C# Design Patterns: #3 – The Prototype

PrototypeWhat do CAD design tools, workflow automation, and digital audio synthesizers have in common?  They can all benefit from the Prototype pattern in their software architecture.

Although the Prototype pattern achieves true glory in languages such as JavaScript, which base their entire class structures on Prototypes instead of traditional classes, the pattern still brings powerful functionality to C#.  Its primary use is in a very specific niche: when the users of the application will perform design work, and then group those designs into reusable subcomponents.

Simply put, Prototypes are classes with a “Clone” operation.  Users can make changes to a class as necessary, and then clone it to create a duplicate, separate version of the class.  The duplicate class can then be further changed, or used elsewhere in the system to build the final design.

The clone operation is particularly useful in CAD (computer-aided design).  Architects and circuit designers often re-use certain components, such as a staircase design, or an electrical component such as a counter.  Instead of requiring the user to recreate the component each time, they can instead “clone” the existing component and re-use it in the drawing.

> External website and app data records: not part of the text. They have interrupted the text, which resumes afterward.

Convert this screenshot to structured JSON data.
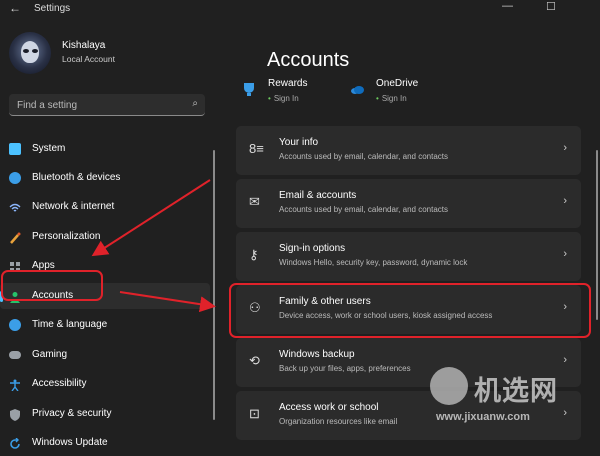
{
  "window": {
    "back": "←",
    "title": "Settings",
    "min": "—",
    "max": "☐"
  },
  "user": {
    "name": "Kishalaya",
    "account": "Local Account"
  },
  "search": {
    "placeholder": "Find a setting",
    "icon": "⌕"
  },
  "nav": [
    {
      "label": "System",
      "icon": "monitor-icon",
      "color": "#4cc2ff"
    },
    {
      "label": "Bluetooth & devices",
      "icon": "bluetooth-icon",
      "color": "#3b9ee8"
    },
    {
      "label": "Network & internet",
      "icon": "wifi-icon",
      "color": "#8ab4f8"
    },
    {
      "label": "Personalization",
      "icon": "brush-icon",
      "color": "#e8a23b"
    },
    {
      "label": "Apps",
      "icon": "apps-icon",
      "color": "#9aa0a6"
    },
    {
      "label": "Accounts",
      "icon": "person-icon",
      "color": "#27c26a",
      "active": true
    },
    {
      "label": "Time & language",
      "icon": "globe-clock-icon",
      "color": "#3b9ee8"
    },
    {
      "label": "Gaming",
      "icon": "gamepad-icon",
      "color": "#9aa0a6"
    },
    {
      "label": "Accessibility",
      "icon": "accessibility-icon",
      "color": "#3b9ee8"
    },
    {
      "label": "Privacy & security",
      "icon": "shield-icon",
      "color": "#9aa0a6"
    },
    {
      "label": "Windows Update",
      "icon": "update-icon",
      "color": "#3b9ee8"
    }
  ],
  "main": {
    "title": "Accounts",
    "services": [
      {
        "name": "Rewards",
        "status": "Sign In",
        "icon": "rewards-icon"
      },
      {
        "name": "OneDrive",
        "status": "Sign In",
        "icon": "onedrive-icon"
      }
    ],
    "cards": [
      {
        "title": "Your info",
        "subtitle": "Accounts used by email, calendar, and contacts",
        "icon": "person-card-icon",
        "glyph": "8≡"
      },
      {
        "title": "Email & accounts",
        "subtitle": "Accounts used by email, calendar, and contacts",
        "icon": "envelope-icon",
        "glyph": "✉"
      },
      {
        "title": "Sign-in options",
        "subtitle": "Windows Hello, security key, password, dynamic lock",
        "icon": "key-icon",
        "glyph": "⚷"
      },
      {
        "title": "Family & other users",
        "subtitle": "Device access, work or school users, kiosk assigned access",
        "icon": "family-users-icon",
        "glyph": "⚇"
      },
      {
        "title": "Windows backup",
        "subtitle": "Back up your files, apps, preferences",
        "icon": "backup-icon",
        "glyph": "⟲"
      },
      {
        "title": "Access work or school",
        "subtitle": "Organization resources like email",
        "icon": "briefcase-icon",
        "glyph": "⊡"
      }
    ],
    "chevron": "›"
  },
  "watermark": {
    "text": "机选网",
    "url": "www.jixuanw.com"
  },
  "colors": {
    "highlight": "#e0222a",
    "accent": "#4cc2ff"
  }
}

Workflow design tools, on the other hand, integrate with line-of-business applications to help users automate their work.  In response to certain events, such as completion of a task, the computer might send emails or create new tasks for different users.  A workflow design tool with Prototype classes allows users to recreate repetitive workflow elements, and re-use them in other sections of the business application.

Digital synthesizers are also a classic example of the Prototype.  As musicians or DJs create “loops”, they save them to the system.  Instead of recreating the loops from scratch each time they compose a song, they can re-use the loops and slightly modify them as they see fit in the new song.

The prototype for a simple drawing tool is implemented as follows in C#:

public class Program{
  public static void Main(){
    Drawing dwg_x = new Drawing();
    dwg_x.Elements.Add(new Line{ pStart=new Point(0,0),pEnd=new Point(2,2) });
    dwg_x.Elements.Add(new Line{ pStart=new Point(0,2),pEnd=new Point(2,0) });
    Drawing dwg_main = new Drawing();
    dwg_diamond.Elements.Add(dwg_x.Clone(new Size(2,0)));
    dwg_diamond.Elements.Add(dwg_x.Clone(new Size(0,2)));
    dwg_diamond.Elements.Add(dwg_x.Clone(new Size(2,2)));
public class Element {
  public virtual Element Clone() { return Clone(new Size(0,0)); }
  public virtual Element Clone(Size offset) { return new Element(); }
public class Line : Element {
  public Point pStart;
  public Point pEnd;
  public override Element Clone(Size offset) { return new Line{ pStart=pStart+offset,pEnd=pEnd+offset }; }
public class Drawing : Element {
  public List Elements = new List();
  public override Element Clone(Size offset) {
    Drawing rslt = new Drawing();
    foreach(Element e in Elements) { rslt.Elements.Add(e.Clone()); }
    return rslt;

In this example, the Prototype is an “Element” class that is implemented as both a “Line” and as a “Drawing”.  A Drawing can consist of multiple lines, or other drawings.  The program first draws an “x” into dwg_x, and then duplicates that “x” using the Prototype four times, to create a diamond pattern into dwg_diamond.

The Prototype can also be optimized, to delay creation of the Cloned object until it is necessary when one of the member properties has changed.  Although not every application can benefit from the Prototype, those that do will find an elegant architecture and simpler alternative to nested case statements and logic overhead.

Written by Andrew Palczewski

About the Author
Andrew Palczewski is CEO of apHarmony, a Chicago software development company. He holds a Master's degree in Computer Engineering from the University of Illinois at Urbana-Champaign and has over ten years' experience in managing development of software projects.

RSS Twitter LinkedIn Facebook Email

Leave a Reply

Your email address will not be published. Required fields are marked *